ABS CBN’s Noli de Castro interviewed yesterday some Tacloban city residents who complained that corpses were still floating in the sea, while others remain uncollected in various parts of the city. It’s now two weeks since super typhoon Yolanda and all corpses have not been collected? Why oh why? This fact is certainly unconscionable and deplorable! Why hasn’t the national government coordinated well with the Tacloban city government to collect all corpses until now? Why didn’t the government see fit to mobilize as many soldiers, PNP personnel and other volunteers as possible from Negros and nearby provinces to travel by boats or ferries to Tacloban and other Yolanda-ravaged areas to speed up collection of corpses, clear debris and help survivors? Asking local governments in provinces close to Yolanda-affected areas for help is the quickest and easiest way of getting warm bodies on the ground to help typhoon survivors and retrieve corpses. Why fly soldiers and volunteers from Manila when nearby provinces are a quicker and better option?
3. Almendras denied not knowing anything about political differences between Interior and Local Government Secretary Mar Roxas and Tacloban city mayor Alfred Romualdez which are apparently a major culprit for the painfully slow distribution of relief goods within the city. This is bull! He’s one of Aquino’s closest confidantes and he should have been among the first to know. He should have helped persuade Aquino to resolve the political impasse for the benefit of crisis-struck Taclobanos. It was only on Nov. 17 when Aquino brought Roxas and Romualdez face to face to try and end the deadlock. The dispute reportedly continues to Taclobanos’ misfortune.

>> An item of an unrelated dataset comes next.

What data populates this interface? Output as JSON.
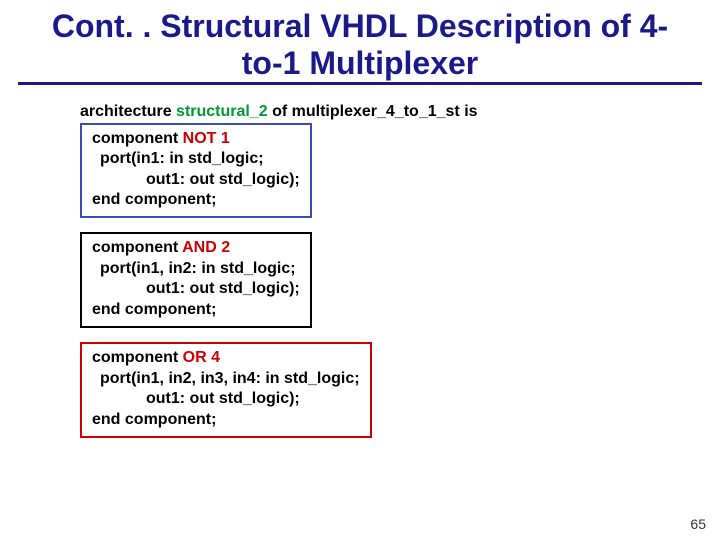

4. Almendras said the government’s conditional cash transfer (CCT) program is successful and it is in fact helping scores of recipients put up businesses, like production of cacao and coffee, and become self-reliant. The government will therefore use its CCT program to help Yolanda victims become self reliant with steady income sources. A big bull! The CCT was set up to ease poverty, not set up livelihood projects. If CCT recipient families get only 500 to 1,000 pesos a month, how on earth can they save enough to put up even tiny livelihood projects? And how can very poor CCT recipients go into coffee or cacao production if they don’t have any large tract of agri land? This is crazy! A grower needs at least half a hectare to make money from cacao or coffee production. Anyone with a large piece of agri land definitely won’t qualify to CCT doleout. Thus, Almendras’ talk about CCT recipients being engaged in coffee or cacao production is a big insult to the intelligence of those who attended yesterday’s meeting with him!